| Supplied records |
● ● ● ● ● ● ●

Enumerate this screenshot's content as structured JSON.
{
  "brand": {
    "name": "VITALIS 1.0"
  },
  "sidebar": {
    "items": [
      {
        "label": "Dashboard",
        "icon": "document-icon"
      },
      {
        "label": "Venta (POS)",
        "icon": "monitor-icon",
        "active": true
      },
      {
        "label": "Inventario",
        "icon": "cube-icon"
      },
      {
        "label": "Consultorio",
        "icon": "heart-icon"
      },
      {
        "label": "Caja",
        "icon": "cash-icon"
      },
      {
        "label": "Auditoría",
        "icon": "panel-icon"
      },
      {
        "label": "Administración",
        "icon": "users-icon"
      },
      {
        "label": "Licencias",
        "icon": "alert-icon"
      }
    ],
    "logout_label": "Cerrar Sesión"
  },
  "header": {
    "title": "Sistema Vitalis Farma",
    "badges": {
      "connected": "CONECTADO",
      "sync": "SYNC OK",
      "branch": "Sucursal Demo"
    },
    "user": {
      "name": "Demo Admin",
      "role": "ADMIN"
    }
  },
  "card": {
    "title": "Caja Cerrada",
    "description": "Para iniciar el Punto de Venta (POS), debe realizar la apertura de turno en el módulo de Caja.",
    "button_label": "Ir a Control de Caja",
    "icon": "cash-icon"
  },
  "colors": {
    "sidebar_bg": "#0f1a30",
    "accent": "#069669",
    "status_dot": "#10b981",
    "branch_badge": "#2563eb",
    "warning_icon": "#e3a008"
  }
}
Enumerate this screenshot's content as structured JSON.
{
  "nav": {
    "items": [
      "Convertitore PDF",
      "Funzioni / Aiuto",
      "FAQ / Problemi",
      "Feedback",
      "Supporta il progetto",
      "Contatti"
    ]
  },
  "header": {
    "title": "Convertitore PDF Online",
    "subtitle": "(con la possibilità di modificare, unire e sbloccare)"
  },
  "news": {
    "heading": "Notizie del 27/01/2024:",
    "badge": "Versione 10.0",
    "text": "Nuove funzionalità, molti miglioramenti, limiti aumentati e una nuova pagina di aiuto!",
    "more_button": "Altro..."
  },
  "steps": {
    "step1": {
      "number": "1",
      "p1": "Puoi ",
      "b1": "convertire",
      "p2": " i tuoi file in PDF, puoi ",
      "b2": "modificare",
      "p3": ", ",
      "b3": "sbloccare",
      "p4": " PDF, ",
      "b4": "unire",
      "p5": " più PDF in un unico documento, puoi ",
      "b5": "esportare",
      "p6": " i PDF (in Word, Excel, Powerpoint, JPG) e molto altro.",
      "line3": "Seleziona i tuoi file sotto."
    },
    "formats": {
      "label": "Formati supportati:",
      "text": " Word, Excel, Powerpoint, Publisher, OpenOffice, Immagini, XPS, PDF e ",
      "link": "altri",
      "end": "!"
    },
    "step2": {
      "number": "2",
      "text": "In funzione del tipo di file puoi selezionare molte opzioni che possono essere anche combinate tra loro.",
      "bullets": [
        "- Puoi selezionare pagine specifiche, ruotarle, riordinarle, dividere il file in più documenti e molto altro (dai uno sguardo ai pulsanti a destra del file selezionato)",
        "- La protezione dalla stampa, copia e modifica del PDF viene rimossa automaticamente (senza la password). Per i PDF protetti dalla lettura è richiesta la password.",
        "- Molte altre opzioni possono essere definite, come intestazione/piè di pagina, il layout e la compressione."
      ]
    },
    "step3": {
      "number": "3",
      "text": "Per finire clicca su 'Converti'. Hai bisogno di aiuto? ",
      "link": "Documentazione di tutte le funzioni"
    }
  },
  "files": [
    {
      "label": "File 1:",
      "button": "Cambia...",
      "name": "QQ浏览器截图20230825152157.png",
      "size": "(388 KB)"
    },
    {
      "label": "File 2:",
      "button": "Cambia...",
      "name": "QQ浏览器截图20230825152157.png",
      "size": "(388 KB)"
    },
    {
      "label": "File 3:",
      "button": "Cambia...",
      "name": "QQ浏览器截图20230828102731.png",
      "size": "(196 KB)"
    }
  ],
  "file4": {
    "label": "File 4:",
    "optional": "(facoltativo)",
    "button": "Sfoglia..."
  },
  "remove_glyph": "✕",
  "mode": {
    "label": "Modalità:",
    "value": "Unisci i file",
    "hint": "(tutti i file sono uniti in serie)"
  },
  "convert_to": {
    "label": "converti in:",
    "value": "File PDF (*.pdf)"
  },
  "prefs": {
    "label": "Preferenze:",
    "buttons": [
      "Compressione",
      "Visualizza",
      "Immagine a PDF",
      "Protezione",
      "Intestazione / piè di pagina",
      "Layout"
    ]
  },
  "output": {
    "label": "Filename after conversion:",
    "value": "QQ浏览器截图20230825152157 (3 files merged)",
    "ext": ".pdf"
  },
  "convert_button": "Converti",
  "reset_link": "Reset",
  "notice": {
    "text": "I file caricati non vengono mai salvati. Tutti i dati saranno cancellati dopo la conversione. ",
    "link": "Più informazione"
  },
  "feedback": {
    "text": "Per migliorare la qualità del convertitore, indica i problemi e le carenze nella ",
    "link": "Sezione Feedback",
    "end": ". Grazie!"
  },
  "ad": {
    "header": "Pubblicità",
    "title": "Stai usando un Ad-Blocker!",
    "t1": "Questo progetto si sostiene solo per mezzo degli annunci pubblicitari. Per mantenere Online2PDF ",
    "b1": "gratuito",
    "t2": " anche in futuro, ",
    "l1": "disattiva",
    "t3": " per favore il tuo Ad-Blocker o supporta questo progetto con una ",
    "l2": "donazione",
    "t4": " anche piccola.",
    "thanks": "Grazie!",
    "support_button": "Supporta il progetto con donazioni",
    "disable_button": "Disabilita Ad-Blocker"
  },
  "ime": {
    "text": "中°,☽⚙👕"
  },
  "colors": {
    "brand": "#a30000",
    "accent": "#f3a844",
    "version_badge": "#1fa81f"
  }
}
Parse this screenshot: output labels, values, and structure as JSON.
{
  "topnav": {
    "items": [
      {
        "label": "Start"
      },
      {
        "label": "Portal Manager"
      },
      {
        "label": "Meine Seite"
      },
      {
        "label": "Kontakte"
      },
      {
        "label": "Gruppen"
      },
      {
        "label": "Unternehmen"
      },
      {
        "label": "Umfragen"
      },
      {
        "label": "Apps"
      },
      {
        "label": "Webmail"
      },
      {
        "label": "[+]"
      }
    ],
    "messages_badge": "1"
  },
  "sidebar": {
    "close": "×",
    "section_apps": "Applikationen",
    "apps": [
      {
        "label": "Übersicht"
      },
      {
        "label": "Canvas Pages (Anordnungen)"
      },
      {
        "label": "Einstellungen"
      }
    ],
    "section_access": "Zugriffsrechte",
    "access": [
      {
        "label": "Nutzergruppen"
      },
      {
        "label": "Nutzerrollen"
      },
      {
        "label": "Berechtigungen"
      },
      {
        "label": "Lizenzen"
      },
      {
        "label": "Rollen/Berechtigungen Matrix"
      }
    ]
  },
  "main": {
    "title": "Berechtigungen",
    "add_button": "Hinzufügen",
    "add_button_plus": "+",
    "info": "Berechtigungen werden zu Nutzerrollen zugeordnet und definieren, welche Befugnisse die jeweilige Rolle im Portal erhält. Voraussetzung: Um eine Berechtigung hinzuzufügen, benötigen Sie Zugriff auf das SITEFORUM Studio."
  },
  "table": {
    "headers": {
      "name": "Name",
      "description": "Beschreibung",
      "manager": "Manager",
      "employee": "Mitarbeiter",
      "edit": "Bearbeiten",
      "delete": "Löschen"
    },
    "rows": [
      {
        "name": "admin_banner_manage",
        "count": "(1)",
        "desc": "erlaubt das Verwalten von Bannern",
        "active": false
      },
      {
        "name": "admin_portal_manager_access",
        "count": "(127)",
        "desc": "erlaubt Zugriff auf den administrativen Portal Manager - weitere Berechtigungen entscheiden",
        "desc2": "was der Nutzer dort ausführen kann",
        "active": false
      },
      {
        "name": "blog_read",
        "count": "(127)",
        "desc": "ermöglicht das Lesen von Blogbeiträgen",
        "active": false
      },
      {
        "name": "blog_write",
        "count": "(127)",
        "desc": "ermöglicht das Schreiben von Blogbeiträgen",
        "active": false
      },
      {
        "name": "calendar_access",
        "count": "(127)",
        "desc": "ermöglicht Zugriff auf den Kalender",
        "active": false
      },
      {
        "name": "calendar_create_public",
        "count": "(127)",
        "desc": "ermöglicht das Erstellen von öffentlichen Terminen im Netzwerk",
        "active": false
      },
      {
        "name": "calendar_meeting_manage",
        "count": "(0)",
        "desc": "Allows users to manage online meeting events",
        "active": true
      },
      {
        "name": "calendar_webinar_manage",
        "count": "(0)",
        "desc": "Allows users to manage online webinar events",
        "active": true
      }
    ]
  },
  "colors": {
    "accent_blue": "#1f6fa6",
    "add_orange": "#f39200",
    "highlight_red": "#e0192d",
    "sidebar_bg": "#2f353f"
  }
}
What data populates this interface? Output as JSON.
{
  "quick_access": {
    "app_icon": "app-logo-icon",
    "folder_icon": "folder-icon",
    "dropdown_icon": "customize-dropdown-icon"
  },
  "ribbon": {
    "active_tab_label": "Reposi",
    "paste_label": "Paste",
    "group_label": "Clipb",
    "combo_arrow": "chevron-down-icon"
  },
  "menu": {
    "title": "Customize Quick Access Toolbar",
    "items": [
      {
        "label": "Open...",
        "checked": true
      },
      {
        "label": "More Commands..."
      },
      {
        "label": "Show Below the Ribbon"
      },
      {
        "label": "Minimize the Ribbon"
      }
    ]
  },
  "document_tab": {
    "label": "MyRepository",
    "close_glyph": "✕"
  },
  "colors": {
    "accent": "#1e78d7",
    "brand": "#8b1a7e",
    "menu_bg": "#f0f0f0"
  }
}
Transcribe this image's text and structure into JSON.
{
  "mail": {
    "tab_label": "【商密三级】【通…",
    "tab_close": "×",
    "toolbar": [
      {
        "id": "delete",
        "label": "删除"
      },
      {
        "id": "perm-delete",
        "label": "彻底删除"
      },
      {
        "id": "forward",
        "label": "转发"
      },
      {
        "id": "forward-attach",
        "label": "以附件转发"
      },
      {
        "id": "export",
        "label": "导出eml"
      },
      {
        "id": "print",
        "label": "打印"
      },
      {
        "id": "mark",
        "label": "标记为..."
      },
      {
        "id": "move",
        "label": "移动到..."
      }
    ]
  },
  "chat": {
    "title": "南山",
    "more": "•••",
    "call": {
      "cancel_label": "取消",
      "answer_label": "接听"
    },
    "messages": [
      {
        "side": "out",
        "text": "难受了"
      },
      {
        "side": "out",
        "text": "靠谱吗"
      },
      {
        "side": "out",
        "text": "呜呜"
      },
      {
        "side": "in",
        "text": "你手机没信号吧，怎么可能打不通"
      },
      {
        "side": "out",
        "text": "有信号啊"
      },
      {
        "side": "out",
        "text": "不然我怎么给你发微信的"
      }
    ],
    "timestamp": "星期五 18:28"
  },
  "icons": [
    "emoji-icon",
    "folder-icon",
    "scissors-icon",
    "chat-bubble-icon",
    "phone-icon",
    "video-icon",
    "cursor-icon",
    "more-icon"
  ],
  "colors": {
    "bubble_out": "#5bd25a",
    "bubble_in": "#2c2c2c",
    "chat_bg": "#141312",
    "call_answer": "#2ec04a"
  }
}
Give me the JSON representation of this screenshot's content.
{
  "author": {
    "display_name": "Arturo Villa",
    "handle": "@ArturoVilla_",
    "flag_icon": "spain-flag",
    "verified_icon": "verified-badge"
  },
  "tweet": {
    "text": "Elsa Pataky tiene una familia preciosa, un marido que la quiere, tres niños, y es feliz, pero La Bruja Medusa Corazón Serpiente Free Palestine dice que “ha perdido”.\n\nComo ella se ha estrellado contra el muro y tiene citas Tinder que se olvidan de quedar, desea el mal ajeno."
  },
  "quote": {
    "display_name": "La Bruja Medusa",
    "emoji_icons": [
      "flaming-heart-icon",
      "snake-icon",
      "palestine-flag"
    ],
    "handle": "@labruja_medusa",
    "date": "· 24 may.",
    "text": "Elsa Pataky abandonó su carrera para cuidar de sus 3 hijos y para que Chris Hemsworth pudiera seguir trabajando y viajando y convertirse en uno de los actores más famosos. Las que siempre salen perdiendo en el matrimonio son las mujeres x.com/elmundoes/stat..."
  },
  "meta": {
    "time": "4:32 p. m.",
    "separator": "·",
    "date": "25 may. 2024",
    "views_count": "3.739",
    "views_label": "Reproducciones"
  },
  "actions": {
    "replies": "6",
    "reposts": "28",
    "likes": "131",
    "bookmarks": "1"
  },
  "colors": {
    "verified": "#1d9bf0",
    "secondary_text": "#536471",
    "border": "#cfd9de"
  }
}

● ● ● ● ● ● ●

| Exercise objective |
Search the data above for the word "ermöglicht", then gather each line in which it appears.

| Result for this exercise |
        "desc": "ermöglicht das Lesen von Blogbeiträgen",
        "desc": "ermöglicht das Schreiben von Blogbeiträgen",
        "desc": "ermöglicht Zugriff auf den Kalender",
        "desc": "ermöglicht das Erstellen von öffentlichen Terminen im Netzwerk",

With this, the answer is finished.